This transition has certainly done well to promote the higher education and confidence of thousands of girls across the states, while also encouraging meaningful equity within the competition. Even in pageants that still claim status as true beauty pageants, scoring systems increasingly reward talent, intellect, poise, and community service over their swimsuit appearance. Reorienting the criteria of these competitions from “traditional” beauty standards to distinguishing personality traits has equipped competitors of color to rise to prominence in the activity, including Chandler Foreman – Miss Texas ‘19 and ‘20. More recently, success stories in the activity now include Kataluna Enriquez, recently crowned Miss Nevada, and the first openly transgender Miss USA contestant.
A model and designer, Enriquez was wearing a dress of her design when she was crowned – a rainbow-colored sequin dress. The 27-year-old beat out 21 other contestants for the Miss Nevada title, notably being crowned as Pride month came to a close. Enriquez went to Instagram to say, “Huge thank you to everyone who supported me from day one. My community, you are always in my heart. My win is our win. We just made history. Happy pride.” She competed in transgender pageants for four years before initiating her journey in cisgender pageants in 2020. Upon winning, Enriquez opened up about her story, explaining that as a child she “was often told that I was not allowed to be myself, or to be in spaces that I was not welcome,” but that today she has “learned that [her] differences do not make me less than, it makes me more than.”
Enriquez has reflected on her journey, and how her past trauma both inspired her journey and created difficulty in the process. One of the largest portions of the contest is a close-doored interview with various other forms of communication weaved throughout different stages of the competition – a portion of the pageant Enruiqiez initially struggled with. She explains, “Speaking, at one point in [her] life, was an invitation to be attacked and bullied or discriminated (against). I learned to silence myself to survive.”
Challenged in overcoming her past trauma, Enriquez’s story and perseverance now inspire girls and young women in Nevada and throughout the U.S. to pursue their ambitions.
Enriquez’s identity as a transgender woman, however, far from summarizes the accomplishments and dedication of Miss Nevada. The Filipina-America is also a fashion designer, healthcare administrator, and advocate for victims of physical and sexual abuse. After winning on Nevada’s regional circuit, Kataluna started her campaign called #BEVISIBLE. Enriquez used this platform to combat hate through vulnerability, being honest and open about her own experiences as a transgender woman of color.

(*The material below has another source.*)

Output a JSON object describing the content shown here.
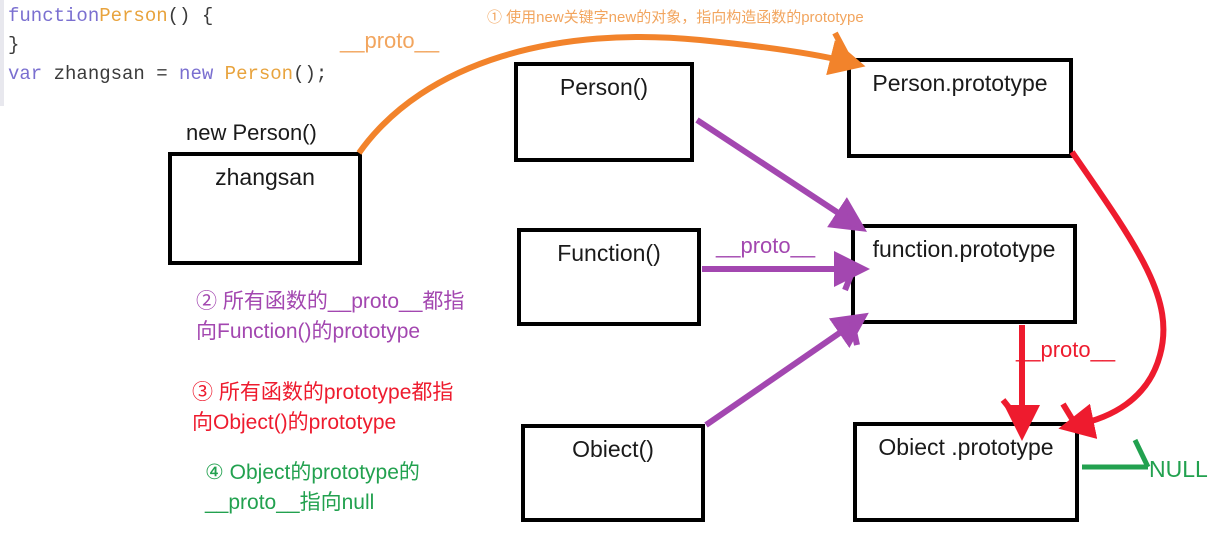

In accordance with her journey, she has used her platform to aid mental health organizations that advocate for LGBTQ+ individuals.

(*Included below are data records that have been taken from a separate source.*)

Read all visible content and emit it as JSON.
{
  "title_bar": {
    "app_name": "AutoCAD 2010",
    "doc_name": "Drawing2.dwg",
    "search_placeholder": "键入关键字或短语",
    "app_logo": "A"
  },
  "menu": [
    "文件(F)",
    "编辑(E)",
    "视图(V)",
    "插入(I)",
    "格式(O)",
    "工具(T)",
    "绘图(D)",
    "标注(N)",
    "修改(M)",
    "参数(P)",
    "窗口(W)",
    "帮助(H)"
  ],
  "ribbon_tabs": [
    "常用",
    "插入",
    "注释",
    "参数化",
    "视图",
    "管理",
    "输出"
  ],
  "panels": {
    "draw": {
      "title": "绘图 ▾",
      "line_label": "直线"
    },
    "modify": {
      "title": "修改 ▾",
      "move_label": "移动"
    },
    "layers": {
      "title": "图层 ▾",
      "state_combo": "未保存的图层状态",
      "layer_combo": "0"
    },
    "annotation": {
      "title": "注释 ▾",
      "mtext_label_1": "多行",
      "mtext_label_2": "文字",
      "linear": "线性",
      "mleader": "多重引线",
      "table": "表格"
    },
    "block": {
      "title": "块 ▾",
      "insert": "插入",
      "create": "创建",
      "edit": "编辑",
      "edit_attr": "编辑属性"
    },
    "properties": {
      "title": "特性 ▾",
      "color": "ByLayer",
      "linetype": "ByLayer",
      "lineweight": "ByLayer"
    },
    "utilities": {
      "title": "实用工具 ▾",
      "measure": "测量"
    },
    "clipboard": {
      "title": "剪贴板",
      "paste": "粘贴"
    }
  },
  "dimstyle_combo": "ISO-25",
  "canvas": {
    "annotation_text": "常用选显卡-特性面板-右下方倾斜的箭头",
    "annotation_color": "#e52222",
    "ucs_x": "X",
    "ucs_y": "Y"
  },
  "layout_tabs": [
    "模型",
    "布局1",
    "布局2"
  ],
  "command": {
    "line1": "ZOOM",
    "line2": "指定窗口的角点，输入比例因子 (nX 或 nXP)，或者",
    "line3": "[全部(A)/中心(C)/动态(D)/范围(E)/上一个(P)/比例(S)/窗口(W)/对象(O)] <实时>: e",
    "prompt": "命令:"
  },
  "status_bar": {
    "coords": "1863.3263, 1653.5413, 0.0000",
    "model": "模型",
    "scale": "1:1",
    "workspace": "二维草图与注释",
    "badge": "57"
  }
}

The new Miss Nevada will be competing in the Miss USA pageant come November, looking to set history once again and become the second transgender woman to compete at Miss Universe.